Justice Kennedy’s parting swipe against judges deferring to administrative agencies
Justice Anthony M. Kennedy’s final term surprised some court watchers with votes and written opinions that “threw in the towel” on old fights, but in Pereira v. Sessions, one of the less-covered cases this term, he wrote a separate, concurring opinion that took a broad and aggressive swipe at a doctrine at the core of how our government works.
The doctrine is called Chevron, so-named for the 1984 case Chevron U.S.A. Inc. v. Natural Resources Defense Council Inc. It stands for idea that judges should defer to administrative agencies when it comes to interpreting statutory language that’s ambiguous, unless the agency’s interpretation is unreasonable. The rationale is that agencies have subject-matter expertise that judges lack, and therefore judges should go along with some agency determinations rather than substituting their own views. In a strained analogy, you could think of judges and agencies as dance partners, with Chevron telling them which partner has the lead. And the implications for which entity has the lead are incredibly significant and widely-felt. For example, Chevron doctrine could very well control the fate of FCC’s order on net neutrality, because Chevron could tell us whose interpretation of communications law matters most: FCC’s or the court’s?

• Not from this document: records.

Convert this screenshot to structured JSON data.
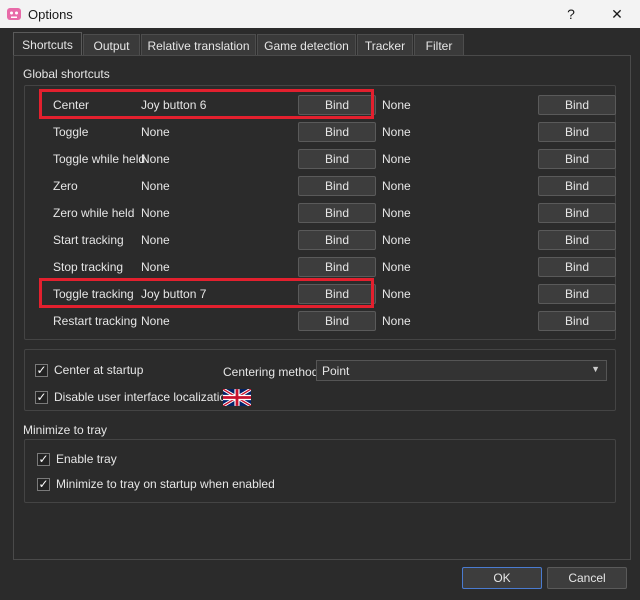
{
  "window": {
    "title": "Options",
    "help": "?",
    "close": "✕"
  },
  "tabs": [
    {
      "label": "Shortcuts"
    },
    {
      "label": "Output"
    },
    {
      "label": "Relative translation"
    },
    {
      "label": "Game detection"
    },
    {
      "label": "Tracker"
    },
    {
      "label": "Filter"
    }
  ],
  "global_shortcuts": {
    "label": "Global shortcuts",
    "rows": [
      {
        "name": "Center",
        "key1": "Joy button 6",
        "bind1": "Bind",
        "key2": "None",
        "bind2": "Bind"
      },
      {
        "name": "Toggle",
        "key1": "None",
        "bind1": "Bind",
        "key2": "None",
        "bind2": "Bind"
      },
      {
        "name": "Toggle while held",
        "key1": "None",
        "bind1": "Bind",
        "key2": "None",
        "bind2": "Bind"
      },
      {
        "name": "Zero",
        "key1": "None",
        "bind1": "Bind",
        "key2": "None",
        "bind2": "Bind"
      },
      {
        "name": "Zero while held",
        "key1": "None",
        "bind1": "Bind",
        "key2": "None",
        "bind2": "Bind"
      },
      {
        "name": "Start tracking",
        "key1": "None",
        "bind1": "Bind",
        "key2": "None",
        "bind2": "Bind"
      },
      {
        "name": "Stop tracking",
        "key1": "None",
        "bind1": "Bind",
        "key2": "None",
        "bind2": "Bind"
      },
      {
        "name": "Toggle tracking",
        "key1": "Joy button 7",
        "bind1": "Bind",
        "key2": "None",
        "bind2": "Bind"
      },
      {
        "name": "Restart tracking",
        "key1": "None",
        "bind1": "Bind",
        "key2": "None",
        "bind2": "Bind"
      }
    ]
  },
  "general": {
    "center_at_startup": {
      "label": "Center at startup",
      "checked": "✓"
    },
    "disable_localization": {
      "label": "Disable user interface localization",
      "checked": "✓"
    },
    "centering_method": {
      "label": "Centering method",
      "value": "Point"
    },
    "flag_icon": "uk-flag-icon"
  },
  "tray": {
    "label": "Minimize to tray",
    "enable_tray": {
      "label": "Enable tray",
      "checked": "✓"
    },
    "minimize_on_startup": {
      "label": "Minimize to tray on startup when enabled",
      "checked": "✓"
    }
  },
  "buttons": {
    "ok": "OK",
    "cancel": "Cancel"
  },
  "colors": {
    "highlight": "#e3202e",
    "default_button_border": "#4a7bd0"
  }
}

In the last few years, judges and scholars, and not just conservative ones, have expressed skepticism about Chevron along at least two lines. First up are the implementation concerns, for example, what type of agency decisions should enjoy this form of deference? The answer could lead to a more refined version of Chevron that recognizes a more complex administrative state than existed in 1984 when Chevron was decided. The second set of concerns is more fundamental, questioning how the doctrine squares with the Constitution’s distribution of powers across the three branches of government and whether judges are shirking their responsibilities when they defer to agencies. This could lead to a vastly more significant change, with agencies losing deference from the courts, perhaps even entirely.
In his concurring opinion in Pereira, Kennedy goes out of his way to amplify both sets of concerns. He bemoans what he calls the “reflexive deference” the lower courts give to broad categories of agency actions. He expresses doubts about “how courts have implemented” Chevron. If he merely pushed back in implementation, it would have been a signal that he’d prefer to see less deference granted, but that he was comfortable with the general idea. He goes on, though, to call for reconsideration of “the premises that underlie Chevron.” By doing so, he signals openness to questioning Chevron’s very existence.
It’s not entirely surprising that he expresses this view, given the way he cast prior votes. What’s interesting is that he took pains to make this point. He could have simply voted with the majority of justices in this 8-1 decision. Before this case, Kennedy had not written directly about Chevron. Without his opinion in Pereira, you’d be left to read the tea leaves, including Kennedy’s votes on other cases involving Chevron. But by choosing to write a separate concurrence, he lays plain his views for all to see.
Of course it is reasonable to ask whether any of this matters, given that Kennedy has announced his retirement from the bench. Pereira was issued the week before his announcement, and the very fine initial analyses of his opinion didn’t have the benefit of knowing that he was planning to retire. Now that we know he’s retiring, his opinion in Pereira reads like a note left on the kitchen counter for the next tenant. Whether the next justice follows through, though, remains to be seen.
Vice President Mike Pence said, in his tweet thanking Justice Kennedy for his service on the Supreme Court, that the president “will nominate a strong conservative, in the tradition of the late Justice Scalia.” This rather firmly implies that the President isn’t planning to fill Kennedy’s seat with someone who holds Kennedy’s views. And while Chevron won’t top the list of issues at stake with the next nomination, Kennedy’s Pereira opinion may increase the odds that the issue will come up in some way.
Justice Neil Gorsuch faced questions about his views on Chevron during his confirmation process, thanks in part to an opinion he wrote a few years ago when he was on the 10th Circuit, in which he concurred with himself to criticize Chevron heavily. As we await President Trump’s nominee, and the confirmation hearings that will follow, we can likely count on some discussion of what Justice SamuelAlito described, in his dissent in Pereira, as this “important, frequently invoked, once celebrated, and now increasingly maligned precedent.”
Bridget C.E. Dooling is a research professor at the George Washington University Regulatory Studies Center. She served as deputy chief and analyst in the Office of Information and Regulatory Affairs at OMB from 2007 to 2018.